(Reuters) -England's Rugby Football Union (RFU) on Friday apologised after its new low tackle guidelines were met with widespread criticism, adding it would conduct workshops with volunteers, players, coaches and match officials to explain the proposals.
The RFU announced last week that tackling above the waist will be banned in community rugby matches from next season to reduce head impact exposure and concussion risk.
The move, made amid increasing concerns about how head impact exposure and concussions affect players' health, would affect English clubs in divisions below the Premiership, Championship and Premier 15s.
"The RFU Board, Council and executive staff apologise for the anger and concern that has been created among the rugby community...," the RFU said in a statement.
"In our desire to act quickly to reduce head impacts and concussions in the community game, which represents 99% of the rugby playing population in England, we have upset many of you who are the champions, volunteers, and ambassadors of our game.
"We fully acknowledge we got the engagement wrong, and we are truly sorry."
Earlier this week, Ireland head coach Andy Farrell said the proposals could leave players "sitting ducks," while Gloucester head coach George Skivington said: "I don't think it's smart."
Ireland flyhalf Jonny Sexton, speaking at the Six Nations launch on Monday, said the rule change may actually increase the number of concussions in the sport.
The RFU said the wording they had used to explain the proposals mirrored that of a similar move in France and acknowledged that it had "caused misunderstanding and confusion."
"We would now like the game to help us define how we describe a lower tackle height to reflect what the research is telling us in a way that is understood by all," the governing body said.

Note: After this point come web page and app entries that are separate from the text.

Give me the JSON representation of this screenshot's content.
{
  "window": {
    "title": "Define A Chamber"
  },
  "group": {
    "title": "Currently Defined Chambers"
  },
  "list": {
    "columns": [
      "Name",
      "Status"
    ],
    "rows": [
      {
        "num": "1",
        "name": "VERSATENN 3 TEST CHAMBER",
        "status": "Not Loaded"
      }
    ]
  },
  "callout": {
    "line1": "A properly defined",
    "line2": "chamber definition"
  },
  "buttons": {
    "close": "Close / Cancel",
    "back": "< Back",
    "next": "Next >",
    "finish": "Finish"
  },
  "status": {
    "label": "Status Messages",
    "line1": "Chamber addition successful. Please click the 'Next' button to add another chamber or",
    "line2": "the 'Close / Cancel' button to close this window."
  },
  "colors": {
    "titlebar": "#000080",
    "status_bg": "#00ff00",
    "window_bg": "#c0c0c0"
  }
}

"Consequently, the risk of head injuries should be reduced if tackling below that optimum height.
"We will now begin a series of forums and workshops with players, coaches, match officials and volunteers, to explain and develop the details of the domestic law variation."
The RFU's apology also included details of "scientific evidence" which states that the risk of head injury and concussion can be reduced by lowering tackle height.
Groups of amateur and ex-professional players have brought claims against rugby bodies alleging they negligently failed to protect them from concussion and non-concussion injuries that caused various neurological disorders.
World Rugby chief executive Alan Gilpin said the governing body intends to lower the legal tackling height at elite level worldwide in the coming years to reduce the risk of head injuries in the sport.
(Reporting by Aadi Nair in Nashik, IndiaEditing by Christian Radnedge)